Here are some of them:
Not only did the PMO hand Duffy money to reimburse his housing allowance, he also received $13,560 to cover the legal costs associated with his defence. He has a copy of the cancelled cheque - signed by Conservative party lawyer Arthur Hamilton - to back up his claim.
Question: If Harper believed Duffy to be guilty of a gross breach of the senate rules - of the kind that the prime minister argues warrants his suspension without pay from the institution - why would his top political operator be willing to spare no expense to reimburse all the expenses related to the offence on his behalf ? And if, as the cheque suggests, at least part
of the money came from the Conservative party, was the PMO using funds given by the party donors to fool the same party donors into thinking that the government was running a tight ship when it was not ?
Harper has always maintained that until the story of Nigel Wright's role in the reimbursement became public, he had taken Duffy at his word when he said he had taken a personal loan to pay back his housing allowance. But Duffy claims that the line about the loan was cooked up by PMO spin doctors. If, as the senator further asserts, he has a paper trail to document that allegation - and he has yet to produce it - he will, in effect, have Harper cornered.
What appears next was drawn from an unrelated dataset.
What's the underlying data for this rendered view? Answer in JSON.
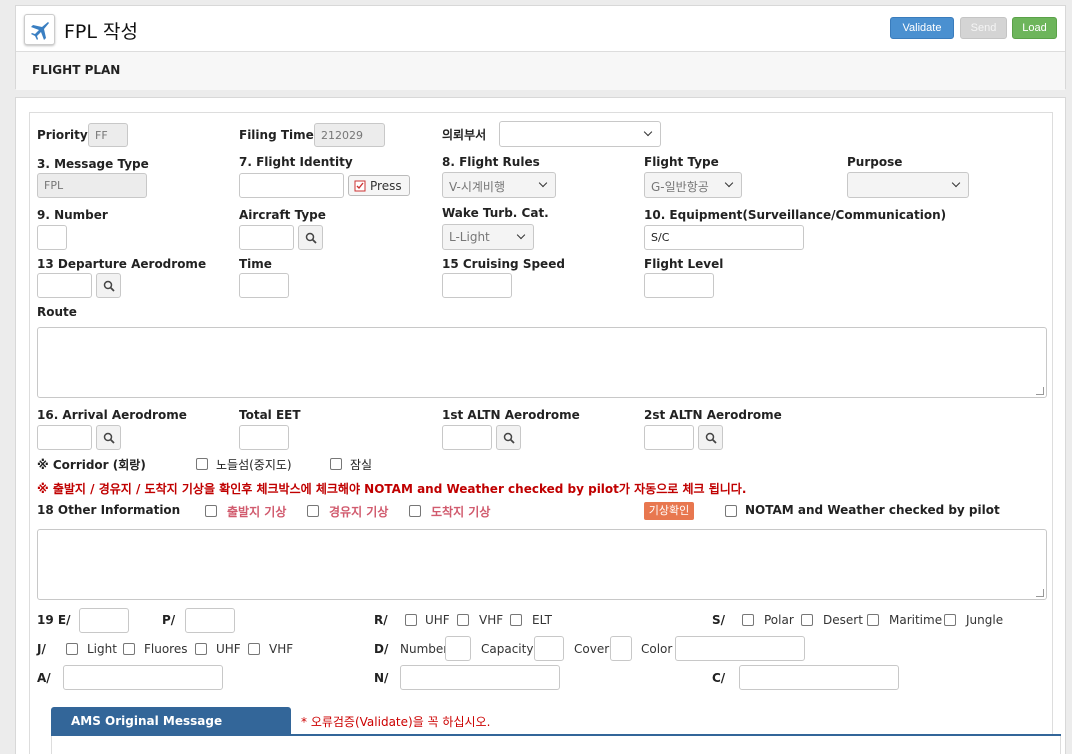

For taking the prime minister at his word, if he was gullible enough to buy a false story from his own palace guard, what does that say about his management of his own office?
And if PMO staff assumed that it was acceptable to encourage a senator to lie, what does that say about the ethical rules that the prime minister enforces within his own ranks? Even before Duffy filled in a few more blanks in what increasingly amounts to an extraordinary tale of deception there were signs of incipient panic in the Conservative war room.
Just a week ago the notion that Harper's majority in the Senate could fail to deliver the decisive sentence that he had ordered his troops to execute against Duffy, Pamela Wallin and Patrick Brazeau was considered unthinkable.
But if the Conservative leadership in the Senate had had its ducks lined up behind the suspension motion, it would not have muddied the waters - as House leader Claude Carignan has been doing - by floating offers of more lenient penalties.
And if public opinion were squarely behind the prime minister, Harper would not suddenly be spending time on talk radio, where he has been having trouble keeping his story straight.
In an interview on Monday, Harper claimed that he had fired Wright. Until now he had maintained that his chief of staff had resigned.
It may be a matter of nuances but given how concise Harper's accounting of his role in the senate scandal has been, one can only wonder how he can trip over so few lines. On the same day the rift in Conservative ranks expanded, with former environment minister Peter Kent urging senators to resist the call to suspend their colleagues.
Finance Minister Jim Flaherty evaded questions about the pros and cons of the suspension, coming out squarely instead in favour of the abolition of the Senate.
Up until now the end game of the frantic manoeuvring of the past two weeks had been to clear the air on the Senate front in time for this week's Conservative convention. But a self-congratulatory weekend is just not on anymore. Given how quickly things are unravelling on Parliament Hill, that may yet turn out to be the least of Harper's concerns.
Chantal Hébert is a national affairs writer. Her column appears Tuesday, Thursday and Saturday.